Do the Chincoteague Ponies receive any assistance from humans?
CVFC uses some of the money they make at their annual pony auction and carnival to provide veterinary care to the ponies on the Virginia side of Assateague Island. 3 times of year, spring, summer, and fall. Vaccines and hoof care. Additionally the CVFC provides hay to the ponies during harsh winter conditions of snow and ice.
On the Maryland side of Assateague Island action may be taken to end the suffering of a gravely ill, seriously injured, or dying pony. Otherwise the National Park Service treats the Maryland ponies the same as other species of Assateague wildlife.
Where is the best place to see the Chincoteague Ponies in the wild?
About fifty of the adult ponies are fenced into an area just to the south of the main road and can be viewed by the public. The south herd is best seen from the Beach Road, from the observation decks at the Woodland and Pony Trails, and by scenic boat tour. The other hundred adult ponies are kept in an area further north which is only accessible by scenic tour boat or wildlife bus tour.
What is the Chincoteague Ponies social structure?
The wild ponies on Assateague Island congregate in small groups, called "bands". Each band has one dominate stallion and the rest are mares that the stallion breeds with. The number of mares a particular stallion has in his band is dependent upon how dominate the stallion is. The stronger the stallion the more mares he is able to win when fighting other stallions on the Island. The dominate stallion will kick his male offspring out of the band after a couple of years, once the colt has reached sexual maturity.
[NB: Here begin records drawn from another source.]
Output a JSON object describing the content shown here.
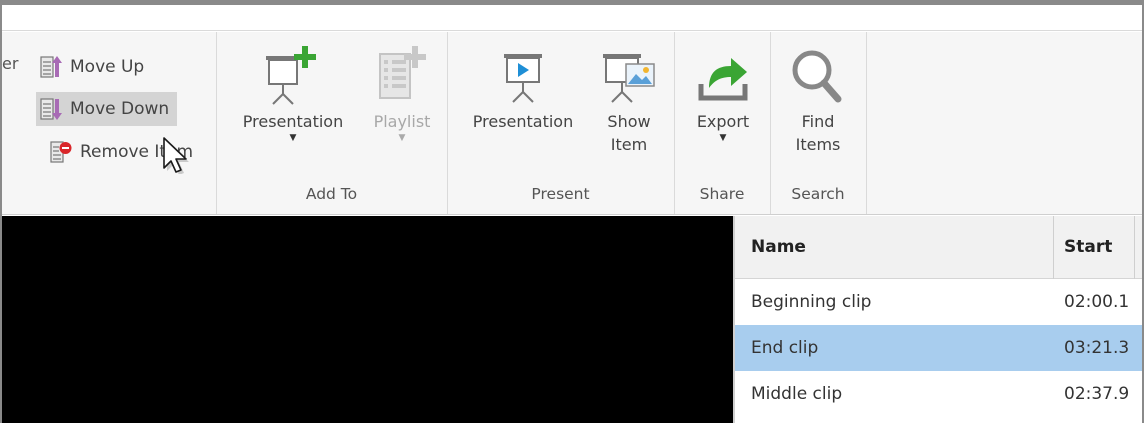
{
  "ribbon": {
    "order_partial": "er",
    "move_up": "Move Up",
    "move_down": "Move Down",
    "remove_item": "Remove Item",
    "add_to": {
      "label": "Add To",
      "presentation": "Presentation",
      "playlist": "Playlist"
    },
    "present": {
      "label": "Present",
      "presentation": "Presentation",
      "show_item_line1": "Show",
      "show_item_line2": "Item"
    },
    "share": {
      "label": "Share",
      "export": "Export"
    },
    "search": {
      "label": "Search",
      "find_line1": "Find",
      "find_line2": "Items"
    }
  },
  "grid": {
    "columns": [
      "Name",
      "Start"
    ],
    "rows": [
      {
        "name": "Beginning clip",
        "start": "02:00.1",
        "selected": false
      },
      {
        "name": "End clip",
        "start": "03:21.3",
        "selected": true
      },
      {
        "name": "Middle clip",
        "start": "02:37.9",
        "selected": false
      }
    ]
  },
  "colors": {
    "accent_green": "#3aa534",
    "accent_purple": "#a86bb5",
    "accent_red": "#d9262a",
    "accent_blue": "#1f8fd6",
    "selection": "#a8cdee"
  }
}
Young bachelor males tend to form their own small band, until they become big and strong enough to begin fighting for and winning mares from other stallions. Likewise, female offspring are eventually chased off by their mother to prevent inbreeding.
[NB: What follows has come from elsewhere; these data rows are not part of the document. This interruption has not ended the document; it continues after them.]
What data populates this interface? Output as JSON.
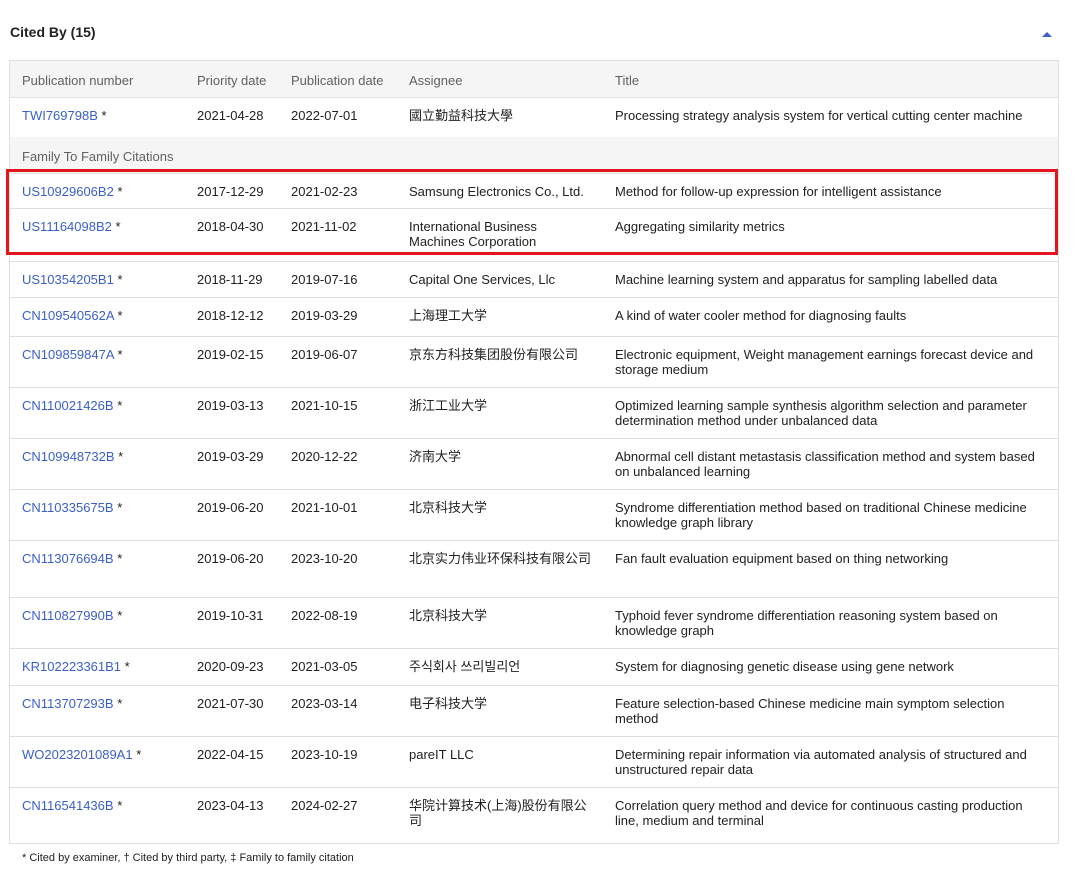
{
  "section": {
    "title": "Cited By (15)"
  },
  "columns": [
    "Publication number",
    "Priority date",
    "Publication date",
    "Assignee",
    "Title"
  ],
  "rows_top": [
    {
      "pub": "TWI769798B",
      "marker": "*",
      "priority": "2021-04-28",
      "published": "2022-07-01",
      "assignee": "國立勤益科技大學",
      "title": "Processing strategy analysis system for vertical cutting center machine"
    }
  ],
  "group_label": "Family To Family Citations",
  "rows_family": [
    {
      "pub": "US10929606B2",
      "marker": "*",
      "priority": "2017-12-29",
      "published": "2021-02-23",
      "assignee": "Samsung Electronics Co., Ltd.",
      "title": "Method for follow-up expression for intelligent assistance"
    },
    {
      "pub": "US11164098B2",
      "marker": "*",
      "priority": "2018-04-30",
      "published": "2021-11-02",
      "assignee": "International Business Machines Corporation",
      "title": "Aggregating similarity metrics"
    },
    {
      "pub": "US10354205B1",
      "marker": "*",
      "priority": "2018-11-29",
      "published": "2019-07-16",
      "assignee": "Capital One Services, Llc",
      "title": "Machine learning system and apparatus for sampling labelled data"
    },
    {
      "pub": "CN109540562A",
      "marker": "*",
      "priority": "2018-12-12",
      "published": "2019-03-29",
      "assignee": "上海理工大学",
      "title": "A kind of water cooler method for diagnosing faults"
    },
    {
      "pub": "CN109859847A",
      "marker": "*",
      "priority": "2019-02-15",
      "published": "2019-06-07",
      "assignee": "京东方科技集团股份有限公司",
      "title": "Electronic equipment, Weight management earnings forecast device and storage medium"
    },
    {
      "pub": "CN110021426B",
      "marker": "*",
      "priority": "2019-03-13",
      "published": "2021-10-15",
      "assignee": "浙江工业大学",
      "title": "Optimized learning sample synthesis algorithm selection and parameter determination method under unbalanced data"
    },
    {
      "pub": "CN109948732B",
      "marker": "*",
      "priority": "2019-03-29",
      "published": "2020-12-22",
      "assignee": "济南大学",
      "title": "Abnormal cell distant metastasis classification method and system based on unbalanced learning"
    },
    {
      "pub": "CN110335675B",
      "marker": "*",
      "priority": "2019-06-20",
      "published": "2021-10-01",
      "assignee": "北京科技大学",
      "title": "Syndrome differentiation method based on traditional Chinese medicine knowledge graph library"
    },
    {
      "pub": "CN113076694B",
      "marker": "*",
      "priority": "2019-06-20",
      "published": "2023-10-20",
      "assignee": "北京实力伟业环保科技有限公司",
      "title": "Fan fault evaluation equipment based on thing networking"
    },
    {
      "pub": "CN110827990B",
      "marker": "*",
      "priority": "2019-10-31",
      "published": "2022-08-19",
      "assignee": "北京科技大学",
      "title": "Typhoid fever syndrome differentiation reasoning system based on knowledge graph"
    },
    {
      "pub": "KR102223361B1",
      "marker": "*",
      "priority": "2020-09-23",
      "published": "2021-03-05",
      "assignee": "주식회사 쓰리빌리언",
      "title": "System for diagnosing genetic disease using gene network"
    },
    {
      "pub": "CN113707293B",
      "marker": "*",
      "priority": "2021-07-30",
      "published": "2023-03-14",
      "assignee": "电子科技大学",
      "title": "Feature selection-based Chinese medicine main symptom selection method"
    },
    {
      "pub": "WO2023201089A1",
      "marker": "*",
      "priority": "2022-04-15",
      "published": "2023-10-19",
      "assignee": "pareIT LLC",
      "title": "Determining repair information via automated analysis of structured and unstructured repair data"
    },
    {
      "pub": "CN116541436B",
      "marker": "*",
      "priority": "2023-04-13",
      "published": "2024-02-27",
      "assignee": "华院计算技术(上海)股份有限公司",
      "title": "Correlation query method and device for continuous casting production line, medium and terminal"
    }
  ],
  "footnote": "* Cited by examiner, † Cited by third party, ‡ Family to family citation",
  "colors": {
    "link": "#3b5fc9",
    "highlight": "#e4161d",
    "header_bg": "#f5f5f5"
  }
}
What is life like for a wild Chincoteague Pony?
Assateague Island is a harsh habitat for the Chincoteague Ponies and they have adapted to life there over hundreds of years. Spring brings cool, rainy weather and fresh plant growth to the Island. The ponies tend to stay near the marshes, close to their best food sources. Summer brings heat, humidity, and insects. The ponies tend to congregate near the water at the perimeter of the Island to catch a breeze and escape mosquitoes and flies. Cooler fall weather allows the ponies to move from water’s edge back to the marshes and their abundant grasses.
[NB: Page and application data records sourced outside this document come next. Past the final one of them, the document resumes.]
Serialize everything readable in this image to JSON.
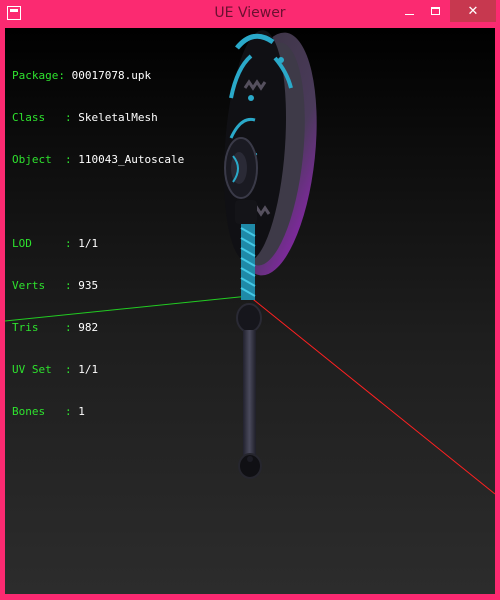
{
  "window": {
    "title": "UE Viewer"
  },
  "info": {
    "package": {
      "key": "Package:",
      "value": "00017078.upk"
    },
    "class": {
      "key": "Class   :",
      "value": "SkeletalMesh"
    },
    "object": {
      "key": "Object  :",
      "value": "110043_Autoscale"
    },
    "lod": {
      "key": "LOD     :",
      "value": "1/1"
    },
    "verts": {
      "key": "Verts   :",
      "value": "935"
    },
    "tris": {
      "key": "Tris    :",
      "value": "982"
    },
    "uvset": {
      "key": "UV Set  :",
      "value": "1/1"
    },
    "bones": {
      "key": "Bones   :",
      "value": "1"
    }
  },
  "colors": {
    "frame": "#fb2a71",
    "info_key": "#2ee22e",
    "axis_x": "#ff2020",
    "axis_y": "#22cc22",
    "weapon_accent": "#2aa9c9",
    "weapon_glow": "#b020c0"
  },
  "icons": {
    "app": "app-window-icon",
    "minimize": "minimize-icon",
    "maximize": "maximize-icon",
    "close": "close-icon"
  }
}
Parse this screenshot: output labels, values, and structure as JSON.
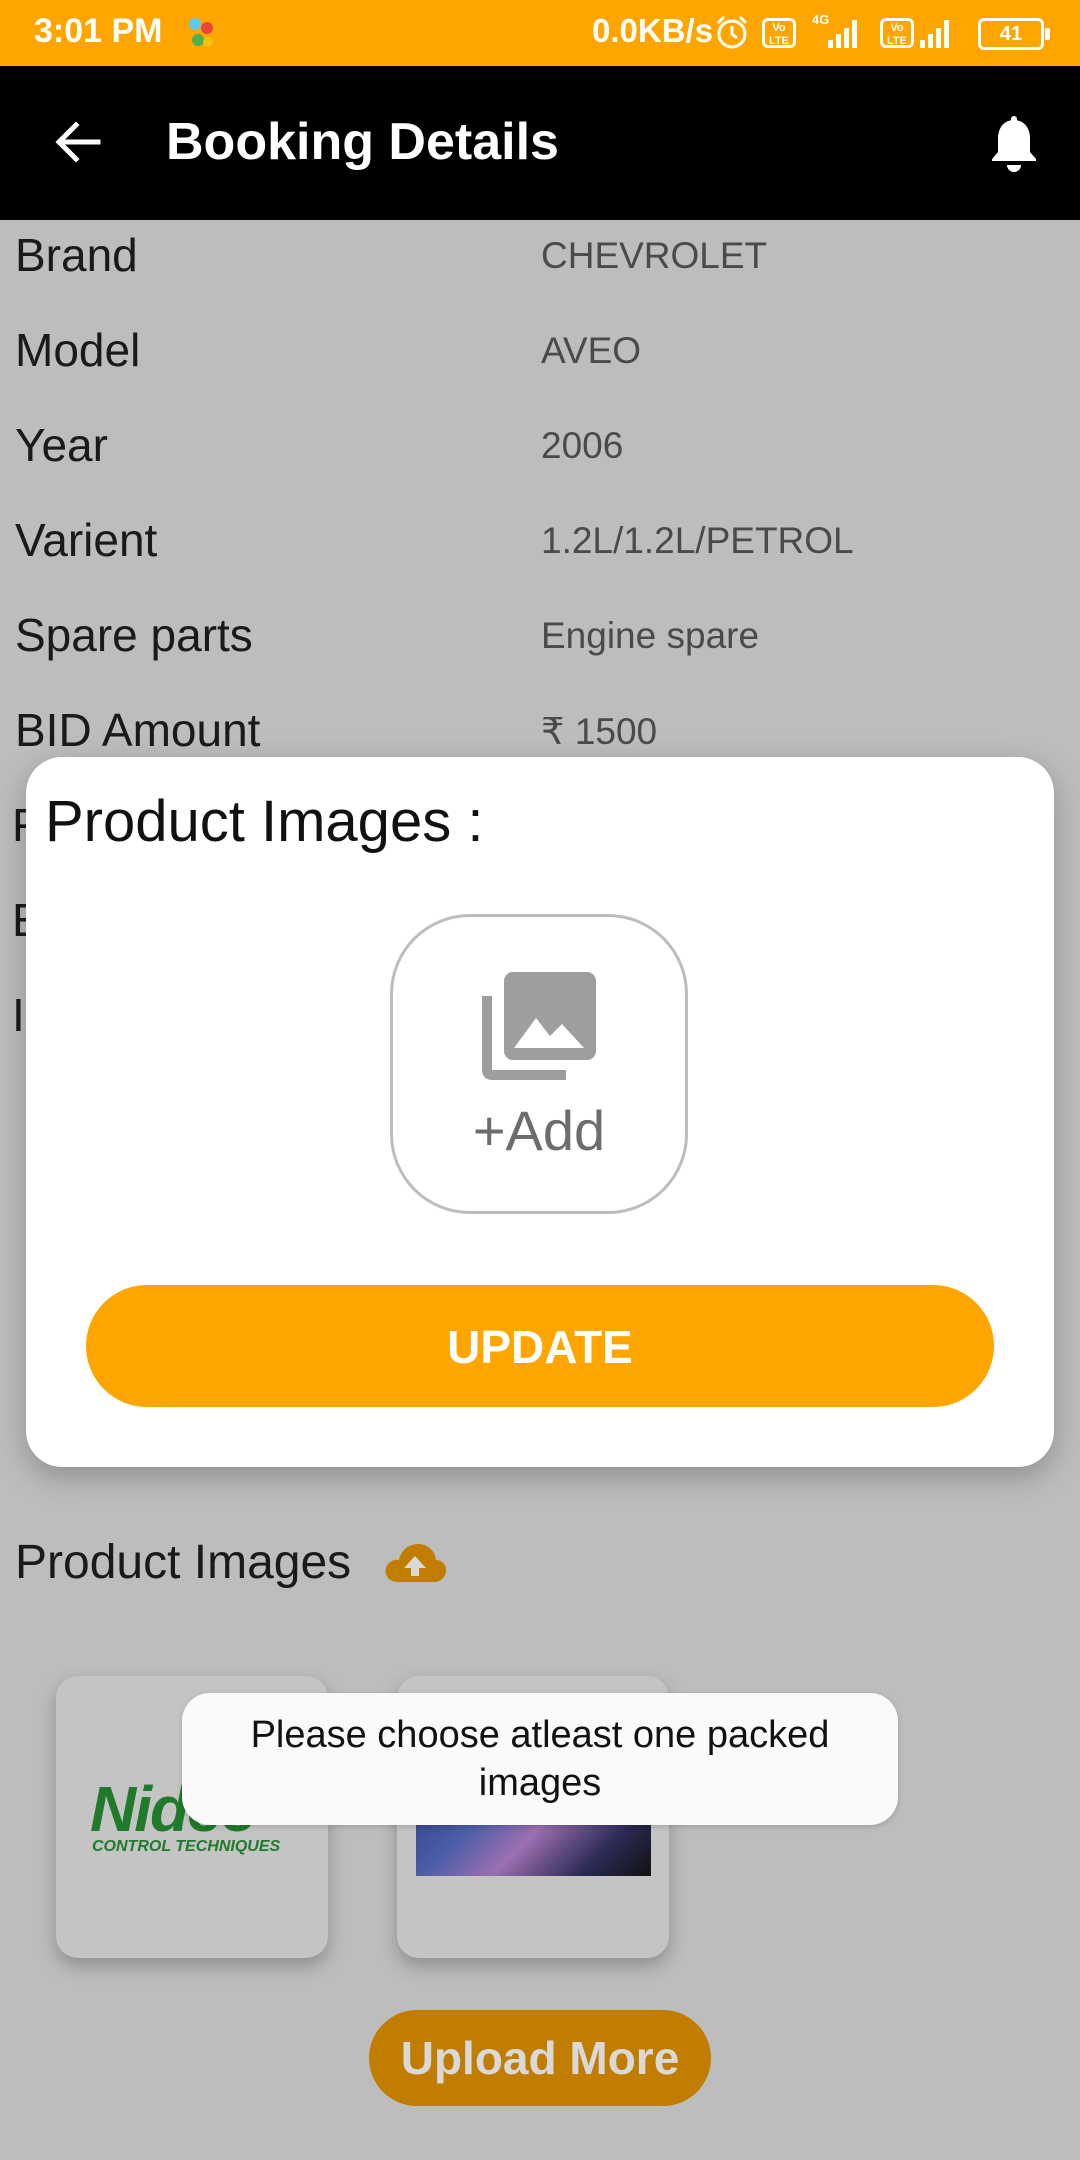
{
  "status_bar": {
    "time": "3:01 PM",
    "network_speed": "0.0KB/s",
    "volte_label": "Vo LTE",
    "network_type": "4G",
    "battery": "41"
  },
  "app_bar": {
    "title": "Booking Details",
    "back_icon": "arrow-back-icon",
    "notification_icon": "bell-icon"
  },
  "details": [
    {
      "label": "Brand",
      "value": "CHEVROLET"
    },
    {
      "label": "Model",
      "value": "AVEO"
    },
    {
      "label": "Year",
      "value": "2006"
    },
    {
      "label": "Varient",
      "value": "1.2L/1.2L/PETROL"
    },
    {
      "label": "Spare parts",
      "value": "Engine spare"
    },
    {
      "label": "BID Amount",
      "value": "₹ 1500"
    }
  ],
  "peek_letters": [
    "F",
    "E",
    "I"
  ],
  "product_images": {
    "title": "Product Images",
    "upload_icon": "cloud-upload-icon",
    "logo_text": "Nidec",
    "logo_subtext": "CONTROL TECHNIQUES",
    "upload_more_label": "Upload More"
  },
  "dialog": {
    "title": "Product Images :",
    "add_icon": "photo-library-icon",
    "add_label": "+Add",
    "update_label": "UPDATE"
  },
  "toast": {
    "message": "Please choose atleast one packed images"
  },
  "colors": {
    "accent": "#ffa500",
    "appbar": "#000000",
    "scrim_background": "#bdbdbd"
  }
}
The ponies prefer to browse in shrub thickets during the damp, chilly, winter season. They grow thick furry coats that protect them from the ferocious winter winds and occasional snow storms.
Who was Misty of Chincoteague?
Misty was born on July 20, 1946 at the Beebe Ranch on Chincoteague Island, owned by Clarence and Ida Beebe. Marguerite Henry wanted to buy Misty to take back with her to be the model for her book. Clarence Beebe at first refused, but sold her after Mrs. Henry promised to include his grandchildren Maureen and Paul Beebe in the book. Misty stayed with Mrs. Henry for over ten years, appearing for her fans at schools, movie theaters, museums, libraries, and horse shows. Misty was sent back to the Beebe Ranch in 1957 to have her foals. Clarence Beebe died soon after Misty's return and Ida Beebe asked their son Ralph to take care of Misty. Misty died in her sleep on October 16, 1972 at age 26. Click here to learn more about Misty of Chincoteague.